What is needed | All records that follow are to be restated exactly.

Given records |
—————
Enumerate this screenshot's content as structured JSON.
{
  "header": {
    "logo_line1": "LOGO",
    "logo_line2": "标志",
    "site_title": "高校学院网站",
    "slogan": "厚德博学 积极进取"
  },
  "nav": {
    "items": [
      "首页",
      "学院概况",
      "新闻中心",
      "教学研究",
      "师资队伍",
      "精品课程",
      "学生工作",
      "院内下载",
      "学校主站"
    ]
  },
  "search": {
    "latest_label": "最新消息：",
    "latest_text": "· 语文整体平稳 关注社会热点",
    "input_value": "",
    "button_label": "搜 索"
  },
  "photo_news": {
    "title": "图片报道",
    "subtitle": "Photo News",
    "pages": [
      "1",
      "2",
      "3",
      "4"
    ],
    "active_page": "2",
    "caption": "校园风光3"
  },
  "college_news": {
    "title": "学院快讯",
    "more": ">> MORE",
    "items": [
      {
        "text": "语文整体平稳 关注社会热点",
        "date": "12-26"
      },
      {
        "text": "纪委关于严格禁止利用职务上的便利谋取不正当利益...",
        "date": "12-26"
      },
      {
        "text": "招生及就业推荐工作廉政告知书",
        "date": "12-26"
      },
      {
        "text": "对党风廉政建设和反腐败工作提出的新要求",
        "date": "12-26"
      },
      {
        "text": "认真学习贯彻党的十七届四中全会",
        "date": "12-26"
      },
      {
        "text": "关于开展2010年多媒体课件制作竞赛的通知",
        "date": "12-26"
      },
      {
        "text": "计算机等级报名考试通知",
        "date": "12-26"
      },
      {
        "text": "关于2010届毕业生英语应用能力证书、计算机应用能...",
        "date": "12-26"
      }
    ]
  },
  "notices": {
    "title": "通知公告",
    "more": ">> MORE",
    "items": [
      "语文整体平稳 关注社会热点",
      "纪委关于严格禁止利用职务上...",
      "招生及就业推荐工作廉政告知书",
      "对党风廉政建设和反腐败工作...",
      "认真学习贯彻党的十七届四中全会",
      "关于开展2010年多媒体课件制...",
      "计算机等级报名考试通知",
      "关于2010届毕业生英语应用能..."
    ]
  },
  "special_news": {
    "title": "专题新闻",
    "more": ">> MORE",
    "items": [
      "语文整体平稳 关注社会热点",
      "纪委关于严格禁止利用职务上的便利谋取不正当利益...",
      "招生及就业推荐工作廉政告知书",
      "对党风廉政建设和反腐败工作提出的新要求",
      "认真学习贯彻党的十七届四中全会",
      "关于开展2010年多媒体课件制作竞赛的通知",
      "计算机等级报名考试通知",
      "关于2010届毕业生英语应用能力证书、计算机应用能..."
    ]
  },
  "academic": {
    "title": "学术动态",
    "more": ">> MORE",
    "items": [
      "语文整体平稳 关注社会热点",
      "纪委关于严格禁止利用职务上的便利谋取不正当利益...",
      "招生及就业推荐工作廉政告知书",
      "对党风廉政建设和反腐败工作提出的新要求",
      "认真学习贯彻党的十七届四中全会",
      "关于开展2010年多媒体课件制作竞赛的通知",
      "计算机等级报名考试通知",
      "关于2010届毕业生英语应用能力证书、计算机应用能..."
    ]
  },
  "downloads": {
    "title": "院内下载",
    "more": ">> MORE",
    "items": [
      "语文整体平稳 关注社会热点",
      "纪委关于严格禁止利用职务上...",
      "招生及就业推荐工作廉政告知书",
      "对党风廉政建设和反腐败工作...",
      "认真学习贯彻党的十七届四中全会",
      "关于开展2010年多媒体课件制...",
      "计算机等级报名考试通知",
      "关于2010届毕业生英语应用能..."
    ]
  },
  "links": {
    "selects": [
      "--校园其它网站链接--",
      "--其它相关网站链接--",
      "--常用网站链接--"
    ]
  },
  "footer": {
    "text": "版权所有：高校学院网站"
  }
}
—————
Result for this task |
Enumerate this screenshot's content as structured JSON.
{
  "header": {
    "logo_line1": "LOGO",
    "logo_line2": "标志",
    "site_title": "高校学院网站",
    "slogan": "厚德博学 积极进取"
  },
  "nav": {
    "items": [
      "首页",
      "学院概况",
      "新闻中心",
      "教学研究",
      "师资队伍",
      "精品课程",
      "学生工作",
      "院内下载",
      "学校主站"
    ]
  },
  "search": {
    "latest_label": "最新消息：",
    "latest_text": "· 语文整体平稳 关注社会热点",
    "input_value": "",
    "button_label": "搜 索"
  },
  "photo_news": {
    "title": "图片报道",
    "subtitle": "Photo News",
    "pages": [
      "1",
      "2",
      "3",
      "4"
    ],
    "active_page": "2",
    "caption": "校园风光3"
  },
  "college_news": {
    "title": "学院快讯",
    "more": ">> MORE",
    "items": [
      {
        "text": "语文整体平稳 关注社会热点",
        "date": "12-26"
      },
      {
        "text": "纪委关于严格禁止利用职务上的便利谋取不正当利益...",
        "date": "12-26"
      },
      {
        "text": "招生及就业推荐工作廉政告知书",
        "date": "12-26"
      },
      {
        "text": "对党风廉政建设和反腐败工作提出的新要求",
        "date": "12-26"
      },
      {
        "text": "认真学习贯彻党的十七届四中全会",
        "date": "12-26"
      },
      {
        "text": "关于开展2010年多媒体课件制作竞赛的通知",
        "date": "12-26"
      },
      {
        "text": "计算机等级报名考试通知",
        "date": "12-26"
      },
      {
        "text": "关于2010届毕业生英语应用能力证书、计算机应用能...",
        "date": "12-26"
      }
    ]
  },
  "notices": {
    "title": "通知公告",
    "more": ">> MORE",
    "items": [
      "语文整体平稳 关注社会热点",
      "纪委关于严格禁止利用职务上...",
      "招生及就业推荐工作廉政告知书",
      "对党风廉政建设和反腐败工作...",
      "认真学习贯彻党的十七届四中全会",
      "关于开展2010年多媒体课件制...",
      "计算机等级报名考试通知",
      "关于2010届毕业生英语应用能..."
    ]
  },
  "special_news": {
    "title": "专题新闻",
    "more": ">> MORE",
    "items": [
      "语文整体平稳 关注社会热点",
      "纪委关于严格禁止利用职务上的便利谋取不正当利益...",
      "招生及就业推荐工作廉政告知书",
      "对党风廉政建设和反腐败工作提出的新要求",
      "认真学习贯彻党的十七届四中全会",
      "关于开展2010年多媒体课件制作竞赛的通知",
      "计算机等级报名考试通知",
      "关于2010届毕业生英语应用能力证书、计算机应用能..."
    ]
  },
  "academic": {
    "title": "学术动态",
    "more": ">> MORE",
    "items": [
      "语文整体平稳 关注社会热点",
      "纪委关于严格禁止利用职务上的便利谋取不正当利益...",
      "招生及就业推荐工作廉政告知书",
      "对党风廉政建设和反腐败工作提出的新要求",
      "认真学习贯彻党的十七届四中全会",
      "关于开展2010年多媒体课件制作竞赛的通知",
      "计算机等级报名考试通知",
      "关于2010届毕业生英语应用能力证书、计算机应用能..."
    ]
  },
  "downloads": {
    "title": "院内下载",
    "more": ">> MORE",
    "items": [
      "语文整体平稳 关注社会热点",
      "纪委关于严格禁止利用职务上...",
      "招生及就业推荐工作廉政告知书",
      "对党风廉政建设和反腐败工作...",
      "认真学习贯彻党的十七届四中全会",
      "关于开展2010年多媒体课件制...",
      "计算机等级报名考试通知",
      "关于2010届毕业生英语应用能..."
    ]
  },
  "links": {
    "selects": [
      "--校园其它网站链接--",
      "--其它相关网站链接--",
      "--常用网站链接--"
    ]
  },
  "footer": {
    "text": "版权所有：高校学院网站"
  }
}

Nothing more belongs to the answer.